[DATASET RECORDS Boundary: Start]

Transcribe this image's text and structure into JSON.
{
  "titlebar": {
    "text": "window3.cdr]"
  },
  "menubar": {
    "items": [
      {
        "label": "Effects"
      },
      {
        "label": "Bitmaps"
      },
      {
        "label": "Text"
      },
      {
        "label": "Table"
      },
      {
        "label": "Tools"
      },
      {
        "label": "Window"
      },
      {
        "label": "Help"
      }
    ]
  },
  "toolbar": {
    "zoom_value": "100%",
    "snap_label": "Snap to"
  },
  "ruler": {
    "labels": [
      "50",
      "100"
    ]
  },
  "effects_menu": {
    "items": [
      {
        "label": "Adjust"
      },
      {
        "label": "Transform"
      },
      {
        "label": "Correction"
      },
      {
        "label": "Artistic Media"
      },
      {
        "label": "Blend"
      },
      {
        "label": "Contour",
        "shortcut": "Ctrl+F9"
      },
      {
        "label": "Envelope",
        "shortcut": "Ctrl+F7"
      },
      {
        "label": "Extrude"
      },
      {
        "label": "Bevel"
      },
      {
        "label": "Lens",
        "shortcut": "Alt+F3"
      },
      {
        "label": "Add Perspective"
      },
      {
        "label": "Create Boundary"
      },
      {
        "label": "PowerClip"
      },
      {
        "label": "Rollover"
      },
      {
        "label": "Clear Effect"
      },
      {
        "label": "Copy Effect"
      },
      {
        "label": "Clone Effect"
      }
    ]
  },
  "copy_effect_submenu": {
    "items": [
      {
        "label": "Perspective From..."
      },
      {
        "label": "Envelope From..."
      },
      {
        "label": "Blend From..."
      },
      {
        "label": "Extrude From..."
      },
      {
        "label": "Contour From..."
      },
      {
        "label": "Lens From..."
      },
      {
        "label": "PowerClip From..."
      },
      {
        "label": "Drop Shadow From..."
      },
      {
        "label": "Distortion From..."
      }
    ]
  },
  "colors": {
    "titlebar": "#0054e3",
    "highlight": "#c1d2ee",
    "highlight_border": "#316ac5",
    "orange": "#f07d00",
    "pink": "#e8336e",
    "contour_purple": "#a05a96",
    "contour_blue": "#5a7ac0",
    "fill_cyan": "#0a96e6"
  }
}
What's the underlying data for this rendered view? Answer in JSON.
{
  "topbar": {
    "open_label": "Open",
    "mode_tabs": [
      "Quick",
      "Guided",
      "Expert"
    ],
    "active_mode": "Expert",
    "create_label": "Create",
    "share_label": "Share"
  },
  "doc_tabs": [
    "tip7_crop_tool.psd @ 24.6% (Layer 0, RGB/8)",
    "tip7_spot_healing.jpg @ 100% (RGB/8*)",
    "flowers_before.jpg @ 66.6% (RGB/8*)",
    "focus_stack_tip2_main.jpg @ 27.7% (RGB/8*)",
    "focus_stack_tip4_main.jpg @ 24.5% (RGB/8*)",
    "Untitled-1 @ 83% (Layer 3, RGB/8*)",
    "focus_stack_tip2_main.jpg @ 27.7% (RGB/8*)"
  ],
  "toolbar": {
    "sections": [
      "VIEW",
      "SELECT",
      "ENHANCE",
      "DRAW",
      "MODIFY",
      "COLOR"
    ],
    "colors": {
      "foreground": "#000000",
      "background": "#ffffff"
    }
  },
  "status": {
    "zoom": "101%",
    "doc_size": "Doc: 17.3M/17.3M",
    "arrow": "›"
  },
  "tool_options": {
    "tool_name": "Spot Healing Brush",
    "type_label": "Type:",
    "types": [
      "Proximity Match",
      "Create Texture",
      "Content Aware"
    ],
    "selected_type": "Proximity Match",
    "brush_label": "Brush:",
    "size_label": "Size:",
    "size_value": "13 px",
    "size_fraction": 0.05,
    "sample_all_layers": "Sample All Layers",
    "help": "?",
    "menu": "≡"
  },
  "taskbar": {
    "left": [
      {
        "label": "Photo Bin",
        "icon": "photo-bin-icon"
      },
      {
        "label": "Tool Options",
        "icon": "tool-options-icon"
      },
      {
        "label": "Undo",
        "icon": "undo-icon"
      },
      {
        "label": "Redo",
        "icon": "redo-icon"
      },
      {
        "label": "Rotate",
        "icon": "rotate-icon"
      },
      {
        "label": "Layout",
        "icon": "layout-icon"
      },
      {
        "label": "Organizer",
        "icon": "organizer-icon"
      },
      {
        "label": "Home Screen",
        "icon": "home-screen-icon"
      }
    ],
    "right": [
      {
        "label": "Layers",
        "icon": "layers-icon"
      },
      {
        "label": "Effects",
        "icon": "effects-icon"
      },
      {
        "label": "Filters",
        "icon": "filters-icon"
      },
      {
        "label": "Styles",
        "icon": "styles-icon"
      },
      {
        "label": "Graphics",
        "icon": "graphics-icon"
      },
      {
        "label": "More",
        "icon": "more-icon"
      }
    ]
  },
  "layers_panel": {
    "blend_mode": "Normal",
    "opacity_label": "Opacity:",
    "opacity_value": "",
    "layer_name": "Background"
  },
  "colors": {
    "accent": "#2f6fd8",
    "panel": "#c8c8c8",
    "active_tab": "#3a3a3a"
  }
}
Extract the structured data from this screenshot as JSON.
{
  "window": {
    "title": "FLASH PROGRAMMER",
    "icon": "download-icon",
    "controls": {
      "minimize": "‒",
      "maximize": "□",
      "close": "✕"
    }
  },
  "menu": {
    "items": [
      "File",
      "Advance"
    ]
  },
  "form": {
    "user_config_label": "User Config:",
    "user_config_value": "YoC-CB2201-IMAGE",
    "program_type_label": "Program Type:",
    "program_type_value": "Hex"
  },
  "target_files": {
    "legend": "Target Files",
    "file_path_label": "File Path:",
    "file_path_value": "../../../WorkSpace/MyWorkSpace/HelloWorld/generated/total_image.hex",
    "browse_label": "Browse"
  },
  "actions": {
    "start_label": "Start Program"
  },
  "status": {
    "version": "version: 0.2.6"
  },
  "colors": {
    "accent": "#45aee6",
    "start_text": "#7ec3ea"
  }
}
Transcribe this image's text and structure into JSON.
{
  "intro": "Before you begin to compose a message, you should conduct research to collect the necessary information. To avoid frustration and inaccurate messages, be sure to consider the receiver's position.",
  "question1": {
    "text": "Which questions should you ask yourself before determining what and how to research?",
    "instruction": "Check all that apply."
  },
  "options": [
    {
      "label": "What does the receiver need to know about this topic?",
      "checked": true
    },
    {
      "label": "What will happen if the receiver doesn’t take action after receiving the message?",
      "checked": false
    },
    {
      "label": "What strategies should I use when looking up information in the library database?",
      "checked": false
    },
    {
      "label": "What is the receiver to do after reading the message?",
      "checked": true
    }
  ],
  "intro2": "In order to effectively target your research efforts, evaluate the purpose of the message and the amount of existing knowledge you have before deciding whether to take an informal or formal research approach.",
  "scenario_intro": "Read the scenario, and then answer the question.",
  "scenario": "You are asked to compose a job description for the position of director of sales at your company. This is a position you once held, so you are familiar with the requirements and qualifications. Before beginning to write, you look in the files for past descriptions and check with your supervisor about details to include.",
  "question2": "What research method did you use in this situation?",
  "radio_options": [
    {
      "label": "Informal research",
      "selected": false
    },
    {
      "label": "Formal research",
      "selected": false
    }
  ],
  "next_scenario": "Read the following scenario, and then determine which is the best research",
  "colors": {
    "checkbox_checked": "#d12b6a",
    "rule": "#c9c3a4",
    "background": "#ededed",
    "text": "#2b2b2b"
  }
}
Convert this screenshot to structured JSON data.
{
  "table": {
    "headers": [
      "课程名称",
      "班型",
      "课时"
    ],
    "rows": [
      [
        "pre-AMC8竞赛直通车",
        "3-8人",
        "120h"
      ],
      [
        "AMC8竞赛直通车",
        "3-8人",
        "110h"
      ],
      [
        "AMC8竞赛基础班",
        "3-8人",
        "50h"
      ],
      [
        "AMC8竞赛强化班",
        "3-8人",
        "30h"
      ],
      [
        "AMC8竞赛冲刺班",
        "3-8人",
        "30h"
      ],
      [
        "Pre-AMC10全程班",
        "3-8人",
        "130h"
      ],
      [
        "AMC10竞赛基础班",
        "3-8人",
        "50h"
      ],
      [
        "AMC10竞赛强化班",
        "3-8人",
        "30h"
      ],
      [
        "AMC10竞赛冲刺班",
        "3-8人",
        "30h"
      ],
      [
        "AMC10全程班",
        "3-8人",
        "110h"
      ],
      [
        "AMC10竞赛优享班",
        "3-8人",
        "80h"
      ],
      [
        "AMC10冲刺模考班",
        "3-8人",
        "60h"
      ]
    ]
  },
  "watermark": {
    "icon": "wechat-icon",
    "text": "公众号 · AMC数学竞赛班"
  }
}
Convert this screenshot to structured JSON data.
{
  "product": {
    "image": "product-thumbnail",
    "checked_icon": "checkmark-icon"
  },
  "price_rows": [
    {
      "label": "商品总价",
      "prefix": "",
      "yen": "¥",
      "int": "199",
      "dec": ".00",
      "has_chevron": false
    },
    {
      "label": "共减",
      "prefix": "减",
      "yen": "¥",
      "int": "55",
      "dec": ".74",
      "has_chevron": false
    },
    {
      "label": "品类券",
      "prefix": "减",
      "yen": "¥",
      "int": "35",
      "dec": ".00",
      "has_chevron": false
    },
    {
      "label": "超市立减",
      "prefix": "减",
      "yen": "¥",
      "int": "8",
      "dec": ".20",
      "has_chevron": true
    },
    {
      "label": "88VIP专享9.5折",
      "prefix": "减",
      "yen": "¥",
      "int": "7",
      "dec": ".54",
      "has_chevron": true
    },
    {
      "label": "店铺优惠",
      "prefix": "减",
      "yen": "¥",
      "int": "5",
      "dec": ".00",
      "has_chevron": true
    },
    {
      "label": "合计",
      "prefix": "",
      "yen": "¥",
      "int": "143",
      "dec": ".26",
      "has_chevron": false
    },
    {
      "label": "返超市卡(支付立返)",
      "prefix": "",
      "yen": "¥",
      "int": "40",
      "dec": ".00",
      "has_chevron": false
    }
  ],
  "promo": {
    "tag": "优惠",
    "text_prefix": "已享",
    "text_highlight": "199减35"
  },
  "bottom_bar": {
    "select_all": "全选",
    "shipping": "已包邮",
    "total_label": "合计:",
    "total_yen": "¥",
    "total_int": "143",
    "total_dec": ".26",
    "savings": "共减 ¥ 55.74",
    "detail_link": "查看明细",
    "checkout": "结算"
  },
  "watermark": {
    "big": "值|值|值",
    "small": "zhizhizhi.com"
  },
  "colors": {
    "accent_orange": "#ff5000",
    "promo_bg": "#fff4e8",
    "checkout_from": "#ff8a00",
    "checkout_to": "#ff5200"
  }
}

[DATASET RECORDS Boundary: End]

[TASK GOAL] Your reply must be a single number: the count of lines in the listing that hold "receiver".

[RESULT FOR THIS EXERCISE] 4